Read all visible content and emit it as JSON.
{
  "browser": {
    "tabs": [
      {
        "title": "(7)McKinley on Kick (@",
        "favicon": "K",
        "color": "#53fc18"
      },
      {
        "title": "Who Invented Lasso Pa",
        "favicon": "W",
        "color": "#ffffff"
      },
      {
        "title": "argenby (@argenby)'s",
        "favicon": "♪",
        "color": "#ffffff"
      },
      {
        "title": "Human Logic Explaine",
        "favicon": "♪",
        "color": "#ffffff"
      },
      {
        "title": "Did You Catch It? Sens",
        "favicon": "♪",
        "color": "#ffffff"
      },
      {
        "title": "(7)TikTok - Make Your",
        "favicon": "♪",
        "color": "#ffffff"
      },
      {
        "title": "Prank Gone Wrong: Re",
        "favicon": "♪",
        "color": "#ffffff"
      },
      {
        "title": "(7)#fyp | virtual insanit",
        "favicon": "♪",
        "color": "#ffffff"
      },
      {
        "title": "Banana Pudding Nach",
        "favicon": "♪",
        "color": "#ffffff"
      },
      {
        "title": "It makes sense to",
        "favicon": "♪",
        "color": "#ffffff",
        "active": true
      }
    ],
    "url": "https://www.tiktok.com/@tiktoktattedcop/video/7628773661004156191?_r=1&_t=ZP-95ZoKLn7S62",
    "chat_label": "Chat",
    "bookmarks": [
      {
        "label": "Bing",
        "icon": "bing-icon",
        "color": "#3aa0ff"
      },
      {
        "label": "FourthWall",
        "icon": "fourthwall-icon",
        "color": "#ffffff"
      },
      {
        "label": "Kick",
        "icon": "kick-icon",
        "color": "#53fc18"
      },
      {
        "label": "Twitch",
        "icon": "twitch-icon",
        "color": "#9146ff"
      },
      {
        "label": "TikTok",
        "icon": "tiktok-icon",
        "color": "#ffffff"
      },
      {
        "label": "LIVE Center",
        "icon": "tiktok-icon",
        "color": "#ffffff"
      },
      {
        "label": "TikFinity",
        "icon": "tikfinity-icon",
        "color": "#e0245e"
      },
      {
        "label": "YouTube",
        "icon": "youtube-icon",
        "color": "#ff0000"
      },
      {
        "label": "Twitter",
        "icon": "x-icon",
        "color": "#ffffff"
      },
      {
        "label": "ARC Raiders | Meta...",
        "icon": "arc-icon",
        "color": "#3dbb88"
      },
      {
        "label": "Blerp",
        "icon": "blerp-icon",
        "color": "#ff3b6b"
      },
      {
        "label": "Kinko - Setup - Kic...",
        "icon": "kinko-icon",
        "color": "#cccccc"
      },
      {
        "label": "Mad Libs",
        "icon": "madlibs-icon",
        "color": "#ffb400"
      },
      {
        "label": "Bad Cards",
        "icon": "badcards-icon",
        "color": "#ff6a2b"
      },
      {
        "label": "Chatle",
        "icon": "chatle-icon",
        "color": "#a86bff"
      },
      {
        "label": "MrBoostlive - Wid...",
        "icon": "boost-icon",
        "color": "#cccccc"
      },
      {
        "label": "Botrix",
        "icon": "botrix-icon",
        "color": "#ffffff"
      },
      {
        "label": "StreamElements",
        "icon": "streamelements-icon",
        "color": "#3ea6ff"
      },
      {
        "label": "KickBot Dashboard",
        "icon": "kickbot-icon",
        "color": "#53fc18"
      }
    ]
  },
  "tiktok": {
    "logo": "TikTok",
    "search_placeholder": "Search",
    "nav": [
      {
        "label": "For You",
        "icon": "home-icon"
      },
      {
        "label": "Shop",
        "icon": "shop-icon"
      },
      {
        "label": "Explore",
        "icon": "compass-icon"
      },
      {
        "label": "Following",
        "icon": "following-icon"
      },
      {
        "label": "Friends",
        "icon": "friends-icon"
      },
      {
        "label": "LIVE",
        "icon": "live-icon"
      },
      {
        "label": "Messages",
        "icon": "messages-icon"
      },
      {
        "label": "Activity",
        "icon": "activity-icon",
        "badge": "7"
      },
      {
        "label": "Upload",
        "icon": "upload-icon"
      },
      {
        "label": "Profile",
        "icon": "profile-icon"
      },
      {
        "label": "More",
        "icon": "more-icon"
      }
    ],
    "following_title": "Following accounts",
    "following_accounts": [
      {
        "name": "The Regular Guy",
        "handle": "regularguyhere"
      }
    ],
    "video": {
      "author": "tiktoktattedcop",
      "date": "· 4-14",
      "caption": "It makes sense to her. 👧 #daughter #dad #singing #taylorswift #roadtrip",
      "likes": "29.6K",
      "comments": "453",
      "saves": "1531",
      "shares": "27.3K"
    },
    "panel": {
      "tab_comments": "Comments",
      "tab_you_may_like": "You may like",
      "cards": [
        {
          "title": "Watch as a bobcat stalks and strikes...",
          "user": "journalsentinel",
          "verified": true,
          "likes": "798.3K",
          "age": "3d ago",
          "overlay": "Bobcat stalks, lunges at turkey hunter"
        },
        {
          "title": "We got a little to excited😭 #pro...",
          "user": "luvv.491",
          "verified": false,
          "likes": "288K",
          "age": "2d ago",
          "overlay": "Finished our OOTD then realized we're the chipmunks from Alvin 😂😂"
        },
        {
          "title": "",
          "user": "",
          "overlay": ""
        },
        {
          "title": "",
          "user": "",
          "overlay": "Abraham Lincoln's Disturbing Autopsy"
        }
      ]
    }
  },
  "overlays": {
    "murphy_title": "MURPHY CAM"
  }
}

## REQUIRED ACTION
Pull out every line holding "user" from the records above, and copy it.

## ANSWER SPACE
          "user": "journalsentinel",
          "user": "luvv.491",
          "user": "",
          "user": "",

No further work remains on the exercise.